'Draconian' measures may see council drop tax hike
THERE is a "distinct possibility" Moray Council’s administration will not go ahead with an 18 per cent council tax rise.
Stewart Cree, leader of the local authority, said the increase would have to be as high as 36 per cent to meet £5 million in new penalties put forward by Finance Secretary John Swinney this week, for councils who break the Scottish Government’s freeze – the same figure the Independent/Conservative ruling group had expected to make.
The council is looking at cutting around £11.2 million from the budget in the next financial year.
In addition to the £1.1 million from Holyrood for keeping council tax at 2007/08 levels, which would be covered by an 18 per cent rise, the authority would have to surrender just under £500,000 received to maintain teacher pupil ratios as well as a slice of £250 million made available for the integration of health and social care services.
Councillor Cree previously indicated he would step down as leader if the minority administration failed to secure agreement on a budget for 2016/17.
Today (Friday) he is attending a Cosla meeting in Edinburgh to discuss the Government’s settlement for local authorities and its impact on spending.
He called the new measures "draconian" but added yesterday that he was still in "listening mode" ahead of talks with other local authority leaders.
"Nobody in their right mind would introduce a council tax rise if they couldn’t raise money through it," said Cllr Cree.
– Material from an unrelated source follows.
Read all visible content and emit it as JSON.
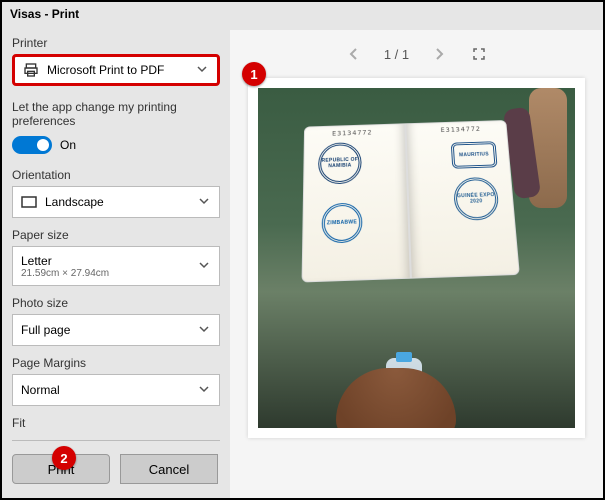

"If we are unable to increase the council tax, we will have to look at other options but I am vehemently against reducing our services.
"Folk in Moray have already shouldered cuts over the last three or four years – similar cuts that other local authorities are looking at now."
Cllr Cree added that he considered community centres and swimming pools as essential services and would be against any in Moray closing.
When asked if the Independent/Conservative administration would withdraw its 18 per cent council tax increase proposal he said "That is a distinct possibility" adding that the finance Secretary was "dictating" terms to local authorities.
Mr Swinney held talks with council leaders earlier this week and extended the deadline for local authorities to say whether they would accept the settlement or not.
However, Cosla president David O’Neill criticised the move, saying the talks between central and local government had hit a new low, and the new measures proposed were "unacceptable."
He said: "The fact that he has only given us an extra three days to accept the worst financial deal in over a decade simply demonstrates Mr Swinney’s misunderstanding of local councils’ processes."
Mr O’Neill added: "Given Mr Swinney only furnished councils with the final proposals for the settlement today (Wednesday) it is difficult to see how he expects any council to comply with this timescale."
Mr Swinney said he was "absolutely committed" to continuing a positive relationship with local authorities, having engaged in discussions with Cosla on a "challenging but fair" settlement.
He added: "We recognise that there are pressures on budgets being felt across the whole of the public sector, as well as in households throughout Scotland.
"That’s why it is important to maintain the council tax freeze while we consider ways to replace it – as well as reimbursing local authorities to ensure they can continue to provide essential services."
Mr Swinney urged local authorities to take up his offer, claiming recent independent research suggested the Scottish Government has over-funded the council tax freeze, with the 32 local authorities receiving £164.9 million more than they would have by increasing it by the Retail Price Index between the financial years 2008/09 and 2013/14.
Moray Council will meet to discuss the local authority’s budget on Wednesday, February 10.